[[ Dataset extract open ]]
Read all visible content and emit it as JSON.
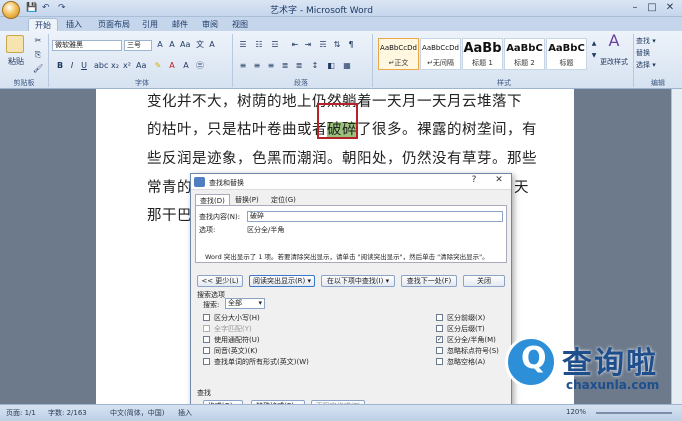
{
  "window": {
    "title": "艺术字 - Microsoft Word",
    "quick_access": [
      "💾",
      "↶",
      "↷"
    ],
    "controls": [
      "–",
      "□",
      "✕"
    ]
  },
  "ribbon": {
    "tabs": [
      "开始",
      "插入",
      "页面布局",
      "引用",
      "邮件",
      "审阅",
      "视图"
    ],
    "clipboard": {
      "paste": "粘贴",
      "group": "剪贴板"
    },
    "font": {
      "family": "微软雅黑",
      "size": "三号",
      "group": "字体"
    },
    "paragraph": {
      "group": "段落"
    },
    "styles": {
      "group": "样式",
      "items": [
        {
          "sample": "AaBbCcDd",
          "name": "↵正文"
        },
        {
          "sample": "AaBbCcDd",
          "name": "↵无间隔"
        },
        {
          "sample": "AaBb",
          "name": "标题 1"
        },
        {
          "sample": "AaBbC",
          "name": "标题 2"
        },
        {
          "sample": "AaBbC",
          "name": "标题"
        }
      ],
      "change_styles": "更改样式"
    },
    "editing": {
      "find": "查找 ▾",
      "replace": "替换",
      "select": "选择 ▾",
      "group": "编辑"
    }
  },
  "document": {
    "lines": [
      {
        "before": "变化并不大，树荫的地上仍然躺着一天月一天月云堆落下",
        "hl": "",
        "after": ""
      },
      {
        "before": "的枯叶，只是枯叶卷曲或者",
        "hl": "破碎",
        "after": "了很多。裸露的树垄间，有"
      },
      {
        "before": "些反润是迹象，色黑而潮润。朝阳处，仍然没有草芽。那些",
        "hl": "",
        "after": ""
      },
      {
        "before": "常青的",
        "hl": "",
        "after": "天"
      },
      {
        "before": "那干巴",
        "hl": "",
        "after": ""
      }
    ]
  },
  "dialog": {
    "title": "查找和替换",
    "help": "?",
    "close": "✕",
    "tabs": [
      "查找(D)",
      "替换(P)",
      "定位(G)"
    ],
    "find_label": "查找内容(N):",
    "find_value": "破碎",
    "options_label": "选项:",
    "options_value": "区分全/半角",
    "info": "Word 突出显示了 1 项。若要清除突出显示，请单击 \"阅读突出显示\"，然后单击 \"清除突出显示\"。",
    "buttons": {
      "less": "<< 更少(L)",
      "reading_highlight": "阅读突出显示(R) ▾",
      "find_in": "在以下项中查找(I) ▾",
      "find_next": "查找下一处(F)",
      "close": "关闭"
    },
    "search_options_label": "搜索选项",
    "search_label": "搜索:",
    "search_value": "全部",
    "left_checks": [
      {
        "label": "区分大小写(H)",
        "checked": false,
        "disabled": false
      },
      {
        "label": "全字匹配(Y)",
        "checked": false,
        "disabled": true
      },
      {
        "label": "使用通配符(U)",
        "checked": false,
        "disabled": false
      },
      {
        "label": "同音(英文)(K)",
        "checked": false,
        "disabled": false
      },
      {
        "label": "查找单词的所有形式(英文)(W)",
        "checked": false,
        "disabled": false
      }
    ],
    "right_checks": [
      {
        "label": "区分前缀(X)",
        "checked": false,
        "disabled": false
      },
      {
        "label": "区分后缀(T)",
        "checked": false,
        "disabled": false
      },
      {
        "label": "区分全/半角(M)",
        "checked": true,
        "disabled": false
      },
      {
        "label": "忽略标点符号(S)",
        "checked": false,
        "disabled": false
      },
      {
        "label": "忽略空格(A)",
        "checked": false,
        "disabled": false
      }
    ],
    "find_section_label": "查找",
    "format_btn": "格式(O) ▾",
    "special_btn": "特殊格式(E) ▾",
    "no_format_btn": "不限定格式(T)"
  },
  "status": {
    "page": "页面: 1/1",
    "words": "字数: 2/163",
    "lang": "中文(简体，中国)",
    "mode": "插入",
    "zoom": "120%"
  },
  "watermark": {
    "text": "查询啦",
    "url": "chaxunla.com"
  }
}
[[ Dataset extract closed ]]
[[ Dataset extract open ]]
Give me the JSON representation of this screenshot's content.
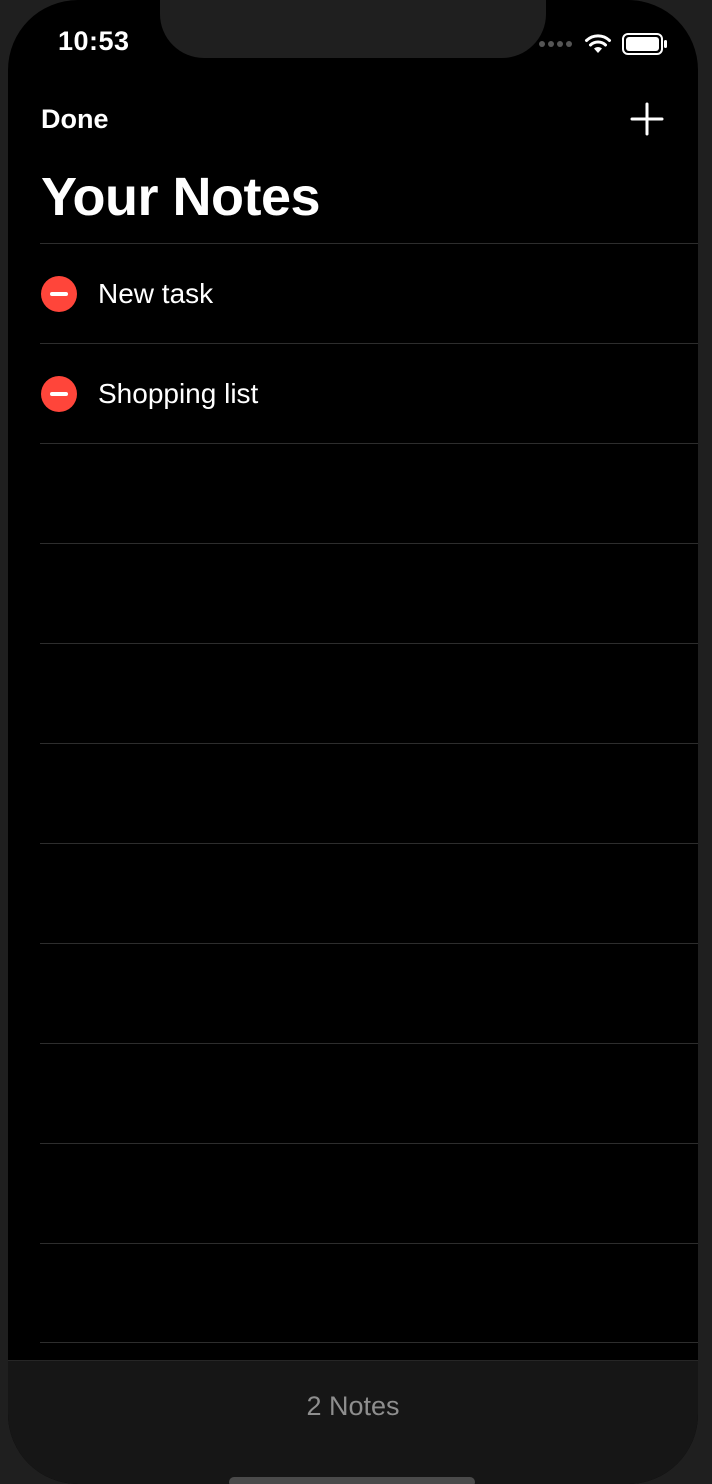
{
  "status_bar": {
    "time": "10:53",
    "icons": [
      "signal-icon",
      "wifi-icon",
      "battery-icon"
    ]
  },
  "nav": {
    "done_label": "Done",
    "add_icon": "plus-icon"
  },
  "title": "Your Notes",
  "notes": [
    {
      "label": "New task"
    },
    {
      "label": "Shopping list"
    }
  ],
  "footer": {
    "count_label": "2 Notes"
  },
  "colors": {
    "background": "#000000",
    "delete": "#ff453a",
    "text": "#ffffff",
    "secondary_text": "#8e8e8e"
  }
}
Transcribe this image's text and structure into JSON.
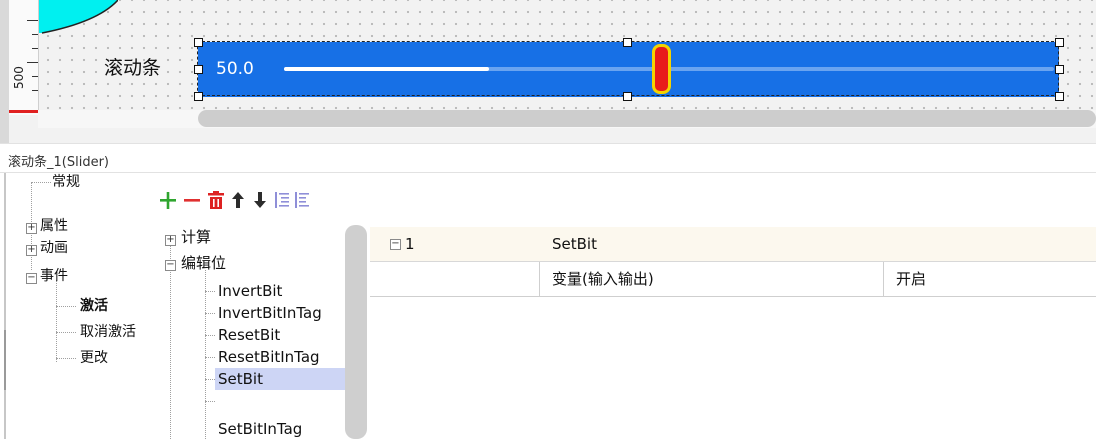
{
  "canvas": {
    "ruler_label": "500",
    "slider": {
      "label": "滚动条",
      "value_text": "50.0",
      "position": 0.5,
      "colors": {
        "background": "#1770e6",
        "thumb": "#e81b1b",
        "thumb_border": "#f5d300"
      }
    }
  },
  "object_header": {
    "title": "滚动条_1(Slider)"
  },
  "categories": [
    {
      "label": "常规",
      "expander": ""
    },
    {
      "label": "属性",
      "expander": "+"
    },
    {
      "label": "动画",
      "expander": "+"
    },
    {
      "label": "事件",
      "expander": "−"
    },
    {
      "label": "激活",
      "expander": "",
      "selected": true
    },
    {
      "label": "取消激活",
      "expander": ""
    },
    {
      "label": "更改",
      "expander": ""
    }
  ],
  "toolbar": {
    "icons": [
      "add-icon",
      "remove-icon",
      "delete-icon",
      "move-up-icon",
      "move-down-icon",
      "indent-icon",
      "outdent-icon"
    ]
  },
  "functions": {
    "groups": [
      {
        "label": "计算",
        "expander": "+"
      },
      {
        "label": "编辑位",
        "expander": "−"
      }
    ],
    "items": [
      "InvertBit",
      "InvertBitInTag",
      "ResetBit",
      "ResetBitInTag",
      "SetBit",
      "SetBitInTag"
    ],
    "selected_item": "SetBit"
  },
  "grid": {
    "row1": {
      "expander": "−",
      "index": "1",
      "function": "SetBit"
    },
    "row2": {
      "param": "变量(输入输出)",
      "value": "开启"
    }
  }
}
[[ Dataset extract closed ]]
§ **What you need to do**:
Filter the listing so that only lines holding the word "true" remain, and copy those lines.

§ **Result**:
        "disabled": true
        "checked": true,
      "selected": true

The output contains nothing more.